Here's the opener to my My Oct 22, 2012, column at at the New York Times:
Few of us are as smart as we’d like to be. You’re sharper than Jim (maybe) but dull next to Jane. Human intelligence varies. And this matters, because smarter people generally earn more money, enjoy better health, raise smarter children, feel happier and, just to rub it in, live longer as well.
Other genetic factors may be at work: A report last year concluded that several hundred gene variants taken together seemed to account for 40 to 50 percent of the differences in intelligence among the 3,500 subjects in the study. But the authors couldn’t tell which of these genes created any significant effect. And when they tried to use the genes to predict differences in intelligence, they could account for only 1 percent of the differences in I.Q.

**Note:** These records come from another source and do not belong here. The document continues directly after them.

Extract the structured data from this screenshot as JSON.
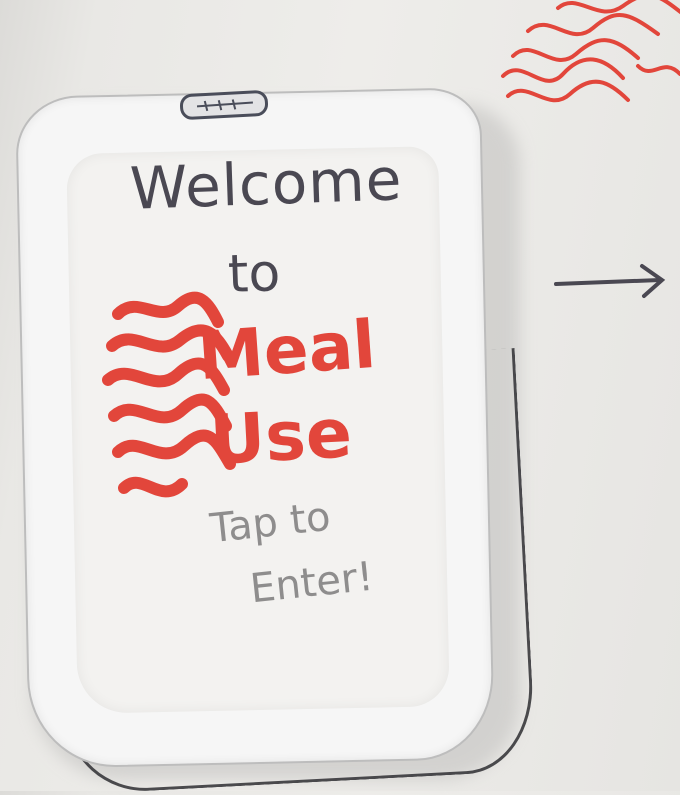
{
  "screen": {
    "title_line1": "Welcome",
    "title_line2": "to",
    "app_name_line1": "Meal",
    "app_name_line2": "Use",
    "cta_line1": "Tap to",
    "cta_line2": "Enter!"
  },
  "colors": {
    "ink_dark": "#4a4852",
    "ink_red": "#e2463b",
    "ink_gray": "#8e8d8d",
    "paper": "#f3f2f0"
  },
  "icons": {
    "logo": "noodles-icon",
    "next": "arrow-right-icon",
    "speaker": "speaker-slot-icon"
  }
}
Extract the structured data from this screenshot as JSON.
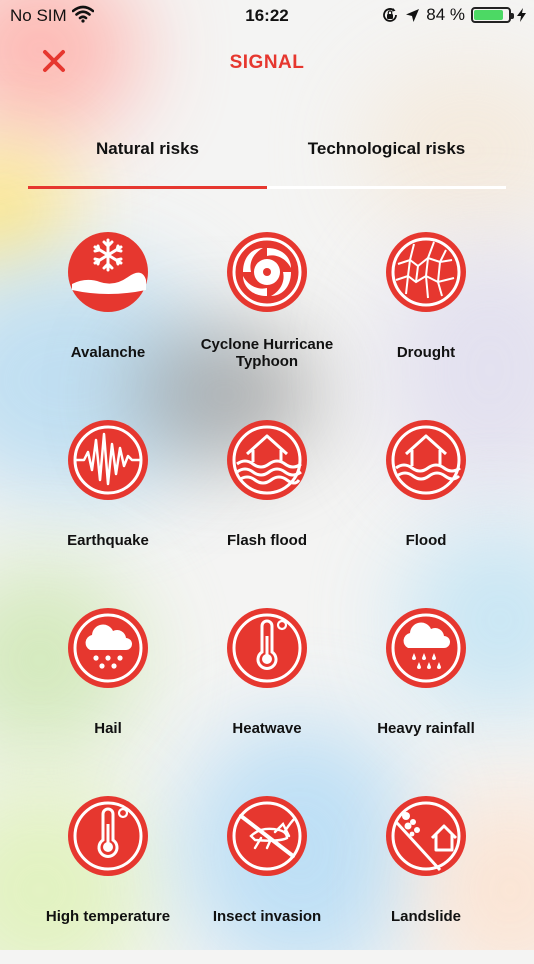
{
  "status_bar": {
    "carrier": "No SIM",
    "time": "16:22",
    "battery_percent": "84 %",
    "battery_level": 0.84
  },
  "header": {
    "title": "SIGNAL"
  },
  "tabs": [
    {
      "label": "Natural risks",
      "selected": true
    },
    {
      "label": "Technological risks",
      "selected": false
    }
  ],
  "colors": {
    "accent": "#e6372f",
    "battery": "#4cd964"
  },
  "risks": [
    {
      "label": "Avalanche",
      "icon": "avalanche-icon"
    },
    {
      "label": "Cyclone Hurricane Typhoon",
      "icon": "cyclone-icon"
    },
    {
      "label": "Drought",
      "icon": "drought-icon"
    },
    {
      "label": "Earthquake",
      "icon": "earthquake-icon"
    },
    {
      "label": "Flash flood",
      "icon": "flash-flood-icon"
    },
    {
      "label": "Flood",
      "icon": "flood-icon"
    },
    {
      "label": "Hail",
      "icon": "hail-icon"
    },
    {
      "label": "Heatwave",
      "icon": "heatwave-icon"
    },
    {
      "label": "Heavy rainfall",
      "icon": "heavy-rainfall-icon"
    },
    {
      "label": "High temperature",
      "icon": "high-temperature-icon"
    },
    {
      "label": "Insect invasion",
      "icon": "insect-invasion-icon"
    },
    {
      "label": "Landslide",
      "icon": "landslide-icon"
    }
  ]
}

“If it’s this hard to find an effect of just 1 percent,” Robert Plomin, a professor of behavioral genetics at King’s College London, told New Scientist, “what you’re really showing is that the cup is 99 percent empty.”
But is the genetic cup really empty, or are we just looking for the wrong stuff? Kevin Mitchell, a developmental neurogeneticist at Trinity College Dublin, thinks the latter. In an essay he published in July on his blog, Wiring the Brain, Dr. Mitchell proposed that instead of thinking about the genetics of intelligence, we should be trying to parse “the genetics of stupidity,” as his title put it. We should look not for genetic dynamics that build intelligence but for those that erode it.
Read the whole thing at the Times.